TO DO
If a line in the entries contains the word "Collision", list it.

Items from an interface collection
------------------------
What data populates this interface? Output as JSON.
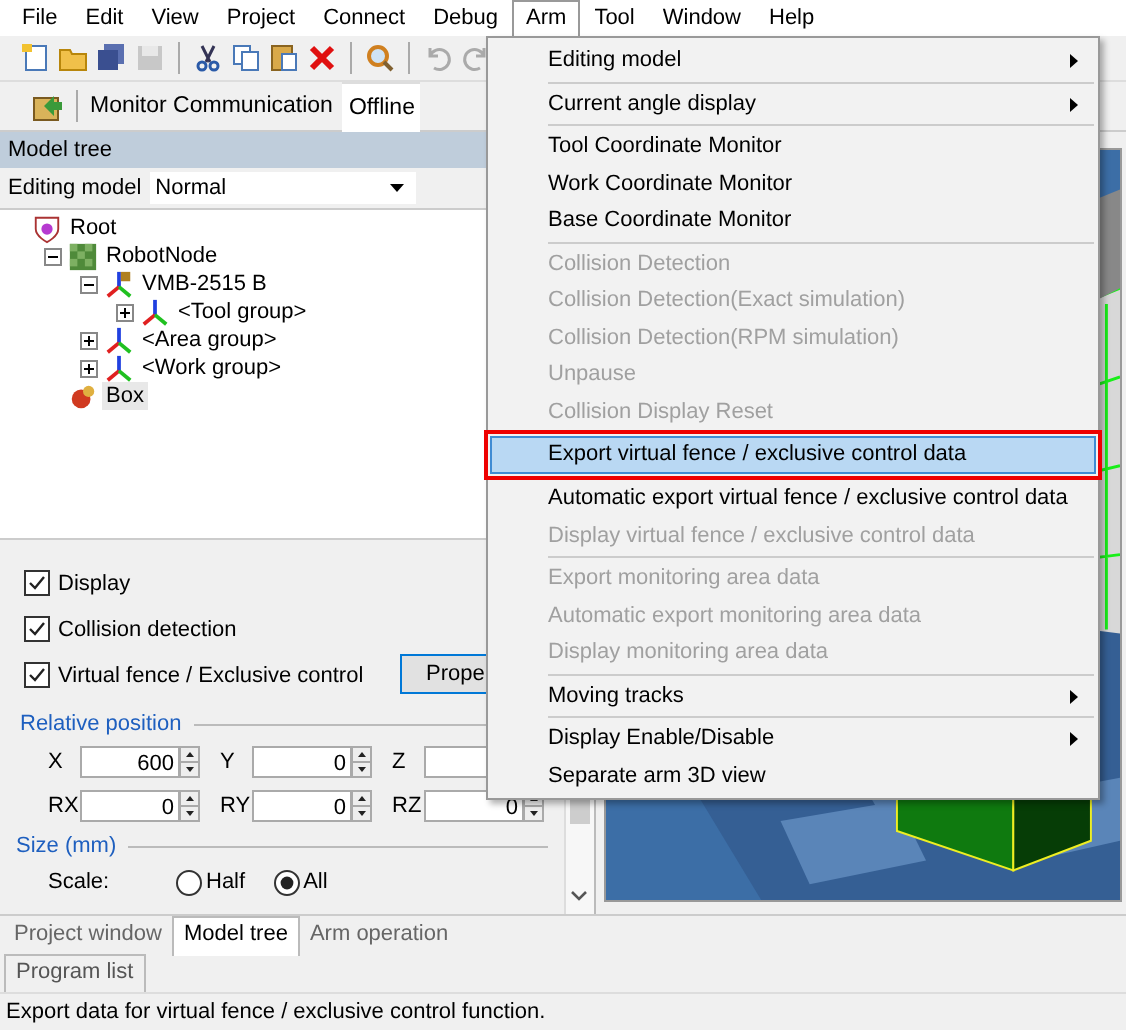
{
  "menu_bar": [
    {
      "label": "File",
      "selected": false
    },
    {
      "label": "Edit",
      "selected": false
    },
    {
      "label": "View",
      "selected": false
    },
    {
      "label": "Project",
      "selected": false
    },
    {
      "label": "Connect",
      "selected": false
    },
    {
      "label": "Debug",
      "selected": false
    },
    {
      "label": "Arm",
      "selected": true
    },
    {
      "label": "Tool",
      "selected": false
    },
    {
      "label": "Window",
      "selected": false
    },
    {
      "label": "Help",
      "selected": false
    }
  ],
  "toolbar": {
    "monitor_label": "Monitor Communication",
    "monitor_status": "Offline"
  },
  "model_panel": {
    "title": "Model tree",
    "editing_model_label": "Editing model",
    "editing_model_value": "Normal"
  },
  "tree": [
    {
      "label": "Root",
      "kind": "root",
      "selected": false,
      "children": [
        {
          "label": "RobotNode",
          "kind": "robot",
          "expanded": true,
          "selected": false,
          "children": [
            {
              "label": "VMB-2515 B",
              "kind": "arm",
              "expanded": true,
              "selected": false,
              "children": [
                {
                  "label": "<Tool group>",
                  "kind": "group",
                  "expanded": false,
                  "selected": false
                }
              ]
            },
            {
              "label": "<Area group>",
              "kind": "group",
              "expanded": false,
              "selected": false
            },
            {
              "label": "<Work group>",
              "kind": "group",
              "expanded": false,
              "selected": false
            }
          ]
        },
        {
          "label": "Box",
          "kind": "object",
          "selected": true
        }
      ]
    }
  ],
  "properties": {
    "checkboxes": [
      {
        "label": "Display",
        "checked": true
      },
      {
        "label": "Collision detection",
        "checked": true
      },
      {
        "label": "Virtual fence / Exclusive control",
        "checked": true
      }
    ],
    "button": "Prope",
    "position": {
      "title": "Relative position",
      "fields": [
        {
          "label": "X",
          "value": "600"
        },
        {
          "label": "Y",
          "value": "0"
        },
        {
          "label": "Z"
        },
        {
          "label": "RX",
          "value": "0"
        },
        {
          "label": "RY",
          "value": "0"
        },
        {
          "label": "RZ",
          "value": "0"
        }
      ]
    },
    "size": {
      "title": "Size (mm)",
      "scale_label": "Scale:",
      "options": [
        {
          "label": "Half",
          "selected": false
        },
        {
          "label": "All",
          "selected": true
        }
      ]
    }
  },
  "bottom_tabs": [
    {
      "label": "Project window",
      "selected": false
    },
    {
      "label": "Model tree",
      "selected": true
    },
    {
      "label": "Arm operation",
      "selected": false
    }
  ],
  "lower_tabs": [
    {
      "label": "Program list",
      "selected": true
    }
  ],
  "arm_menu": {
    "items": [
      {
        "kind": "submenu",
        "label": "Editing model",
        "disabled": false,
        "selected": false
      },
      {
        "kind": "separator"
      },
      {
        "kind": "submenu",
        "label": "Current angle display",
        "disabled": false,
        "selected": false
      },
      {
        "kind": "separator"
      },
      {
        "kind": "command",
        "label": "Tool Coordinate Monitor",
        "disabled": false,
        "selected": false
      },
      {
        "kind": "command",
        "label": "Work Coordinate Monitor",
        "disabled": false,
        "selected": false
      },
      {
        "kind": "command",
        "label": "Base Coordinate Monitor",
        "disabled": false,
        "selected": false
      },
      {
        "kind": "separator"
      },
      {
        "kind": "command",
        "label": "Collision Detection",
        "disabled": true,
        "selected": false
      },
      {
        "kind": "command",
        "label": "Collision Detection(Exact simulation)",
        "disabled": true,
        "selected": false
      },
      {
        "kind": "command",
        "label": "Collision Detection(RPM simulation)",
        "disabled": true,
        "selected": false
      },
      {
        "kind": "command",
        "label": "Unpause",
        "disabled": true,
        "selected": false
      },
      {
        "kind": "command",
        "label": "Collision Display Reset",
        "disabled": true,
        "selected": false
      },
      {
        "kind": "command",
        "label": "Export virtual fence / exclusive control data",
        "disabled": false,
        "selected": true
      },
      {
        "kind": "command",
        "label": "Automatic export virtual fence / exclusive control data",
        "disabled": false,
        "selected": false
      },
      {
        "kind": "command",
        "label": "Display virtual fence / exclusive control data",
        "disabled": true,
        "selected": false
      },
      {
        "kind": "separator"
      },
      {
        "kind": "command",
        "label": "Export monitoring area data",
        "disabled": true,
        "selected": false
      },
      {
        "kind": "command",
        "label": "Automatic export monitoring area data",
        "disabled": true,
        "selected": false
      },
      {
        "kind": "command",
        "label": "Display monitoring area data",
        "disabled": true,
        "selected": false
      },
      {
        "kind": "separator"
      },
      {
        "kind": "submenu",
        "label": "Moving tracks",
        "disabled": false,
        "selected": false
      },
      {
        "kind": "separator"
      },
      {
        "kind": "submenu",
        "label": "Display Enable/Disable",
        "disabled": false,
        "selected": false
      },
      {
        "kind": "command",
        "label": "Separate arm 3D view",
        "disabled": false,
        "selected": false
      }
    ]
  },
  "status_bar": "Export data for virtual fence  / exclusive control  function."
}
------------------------
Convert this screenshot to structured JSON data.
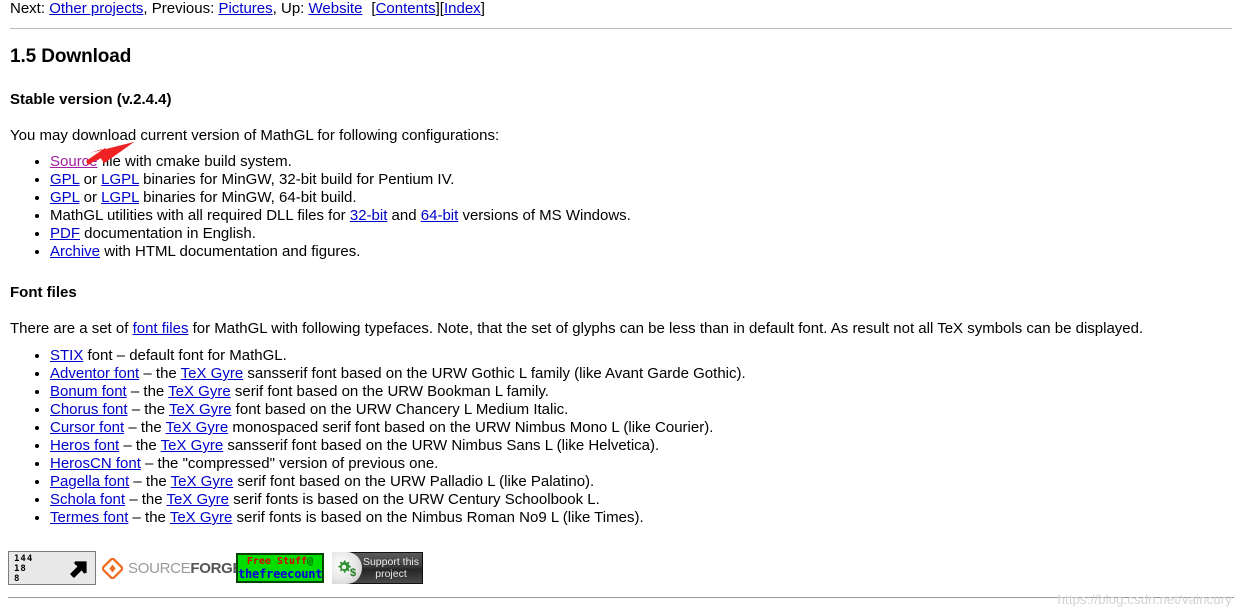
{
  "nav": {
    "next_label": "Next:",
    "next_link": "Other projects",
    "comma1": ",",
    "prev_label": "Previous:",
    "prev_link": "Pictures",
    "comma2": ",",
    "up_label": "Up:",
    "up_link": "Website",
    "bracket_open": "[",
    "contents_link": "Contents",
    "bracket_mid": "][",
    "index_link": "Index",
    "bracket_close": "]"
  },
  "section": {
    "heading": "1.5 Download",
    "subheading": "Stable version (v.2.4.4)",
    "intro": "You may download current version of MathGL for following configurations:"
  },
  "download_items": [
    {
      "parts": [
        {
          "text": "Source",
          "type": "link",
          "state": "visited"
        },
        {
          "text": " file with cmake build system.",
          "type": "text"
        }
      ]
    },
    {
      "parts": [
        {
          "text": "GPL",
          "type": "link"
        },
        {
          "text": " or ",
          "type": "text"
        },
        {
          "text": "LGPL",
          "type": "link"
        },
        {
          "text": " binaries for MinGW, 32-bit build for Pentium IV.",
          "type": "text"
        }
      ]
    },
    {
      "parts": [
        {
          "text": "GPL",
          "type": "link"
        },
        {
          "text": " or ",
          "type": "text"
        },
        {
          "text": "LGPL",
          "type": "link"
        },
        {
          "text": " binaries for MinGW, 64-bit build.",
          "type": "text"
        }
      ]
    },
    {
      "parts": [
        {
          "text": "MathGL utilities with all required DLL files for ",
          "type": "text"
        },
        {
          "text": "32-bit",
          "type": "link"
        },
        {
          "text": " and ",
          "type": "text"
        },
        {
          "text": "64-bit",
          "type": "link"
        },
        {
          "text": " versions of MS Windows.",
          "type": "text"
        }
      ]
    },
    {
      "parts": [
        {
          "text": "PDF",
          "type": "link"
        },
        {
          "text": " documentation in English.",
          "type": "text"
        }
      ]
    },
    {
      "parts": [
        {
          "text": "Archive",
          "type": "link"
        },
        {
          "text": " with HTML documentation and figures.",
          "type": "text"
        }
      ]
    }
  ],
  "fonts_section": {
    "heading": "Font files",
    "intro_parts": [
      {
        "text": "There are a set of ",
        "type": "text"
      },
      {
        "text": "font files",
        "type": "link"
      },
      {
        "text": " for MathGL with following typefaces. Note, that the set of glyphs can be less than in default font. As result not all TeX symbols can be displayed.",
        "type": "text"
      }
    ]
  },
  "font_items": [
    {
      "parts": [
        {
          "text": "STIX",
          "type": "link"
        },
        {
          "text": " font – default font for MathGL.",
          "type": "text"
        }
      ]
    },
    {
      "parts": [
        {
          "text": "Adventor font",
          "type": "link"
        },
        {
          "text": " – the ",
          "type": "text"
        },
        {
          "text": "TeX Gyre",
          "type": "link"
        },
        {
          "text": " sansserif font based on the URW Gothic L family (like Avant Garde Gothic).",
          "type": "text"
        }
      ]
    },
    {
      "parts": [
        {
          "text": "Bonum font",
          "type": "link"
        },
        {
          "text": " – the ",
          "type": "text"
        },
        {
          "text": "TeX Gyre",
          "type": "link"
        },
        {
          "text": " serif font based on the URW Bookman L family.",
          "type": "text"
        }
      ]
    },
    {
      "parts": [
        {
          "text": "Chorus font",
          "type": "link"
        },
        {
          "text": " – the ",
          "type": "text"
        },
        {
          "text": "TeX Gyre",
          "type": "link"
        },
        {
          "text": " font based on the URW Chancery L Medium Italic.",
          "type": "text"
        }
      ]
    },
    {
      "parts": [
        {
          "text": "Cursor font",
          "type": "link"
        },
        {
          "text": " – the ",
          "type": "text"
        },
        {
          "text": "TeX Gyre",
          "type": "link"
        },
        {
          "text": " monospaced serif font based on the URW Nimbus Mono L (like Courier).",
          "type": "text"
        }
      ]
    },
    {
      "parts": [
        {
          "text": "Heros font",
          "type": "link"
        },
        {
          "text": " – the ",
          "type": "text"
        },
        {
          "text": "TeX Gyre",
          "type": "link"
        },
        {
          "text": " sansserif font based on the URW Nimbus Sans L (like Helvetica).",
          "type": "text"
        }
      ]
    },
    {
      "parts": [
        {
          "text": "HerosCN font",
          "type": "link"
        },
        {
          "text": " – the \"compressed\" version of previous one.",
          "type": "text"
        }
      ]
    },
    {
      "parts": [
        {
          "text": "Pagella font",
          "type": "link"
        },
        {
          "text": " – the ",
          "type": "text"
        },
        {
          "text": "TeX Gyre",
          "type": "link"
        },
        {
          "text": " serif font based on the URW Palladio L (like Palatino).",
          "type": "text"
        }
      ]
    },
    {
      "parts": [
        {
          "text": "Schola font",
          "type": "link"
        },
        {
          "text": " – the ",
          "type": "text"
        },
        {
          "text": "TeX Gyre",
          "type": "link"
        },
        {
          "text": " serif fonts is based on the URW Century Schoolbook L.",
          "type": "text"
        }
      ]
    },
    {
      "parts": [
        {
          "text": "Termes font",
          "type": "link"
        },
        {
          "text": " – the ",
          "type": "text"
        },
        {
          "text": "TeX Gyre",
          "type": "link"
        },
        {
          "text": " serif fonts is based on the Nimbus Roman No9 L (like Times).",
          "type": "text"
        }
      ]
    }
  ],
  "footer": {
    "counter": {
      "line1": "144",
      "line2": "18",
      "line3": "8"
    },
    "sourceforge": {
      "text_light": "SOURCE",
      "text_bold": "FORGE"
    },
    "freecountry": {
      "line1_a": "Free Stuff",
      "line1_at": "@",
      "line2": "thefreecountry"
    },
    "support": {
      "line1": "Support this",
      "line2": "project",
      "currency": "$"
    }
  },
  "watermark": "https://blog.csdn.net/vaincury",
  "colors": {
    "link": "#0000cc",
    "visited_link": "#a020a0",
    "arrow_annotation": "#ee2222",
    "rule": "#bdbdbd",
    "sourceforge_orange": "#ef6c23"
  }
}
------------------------
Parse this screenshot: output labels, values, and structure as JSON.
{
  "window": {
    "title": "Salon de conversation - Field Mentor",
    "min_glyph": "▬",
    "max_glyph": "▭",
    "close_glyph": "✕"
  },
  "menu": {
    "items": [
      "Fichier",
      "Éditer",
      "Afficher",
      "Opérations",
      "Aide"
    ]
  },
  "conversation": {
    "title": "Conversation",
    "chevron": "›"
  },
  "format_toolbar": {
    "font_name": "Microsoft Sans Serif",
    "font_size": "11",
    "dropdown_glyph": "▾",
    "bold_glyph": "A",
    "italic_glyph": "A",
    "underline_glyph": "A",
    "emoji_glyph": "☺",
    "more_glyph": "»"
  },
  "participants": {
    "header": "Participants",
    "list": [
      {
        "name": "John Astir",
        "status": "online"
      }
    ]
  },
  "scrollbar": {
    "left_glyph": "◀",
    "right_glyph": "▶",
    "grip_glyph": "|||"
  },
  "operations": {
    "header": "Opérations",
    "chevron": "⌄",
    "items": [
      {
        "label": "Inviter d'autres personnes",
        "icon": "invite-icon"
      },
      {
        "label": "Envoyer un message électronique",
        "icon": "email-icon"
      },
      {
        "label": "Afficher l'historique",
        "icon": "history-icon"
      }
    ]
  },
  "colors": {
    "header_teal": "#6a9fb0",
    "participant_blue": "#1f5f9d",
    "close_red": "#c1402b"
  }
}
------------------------
YOUR SOLUTION
        "label": "Collision detection",
        "label": "Collision Detection",
        "label": "Collision Detection(Exact simulation)",
        "label": "Collision Detection(RPM simulation)",
        "label": "Collision Display Reset",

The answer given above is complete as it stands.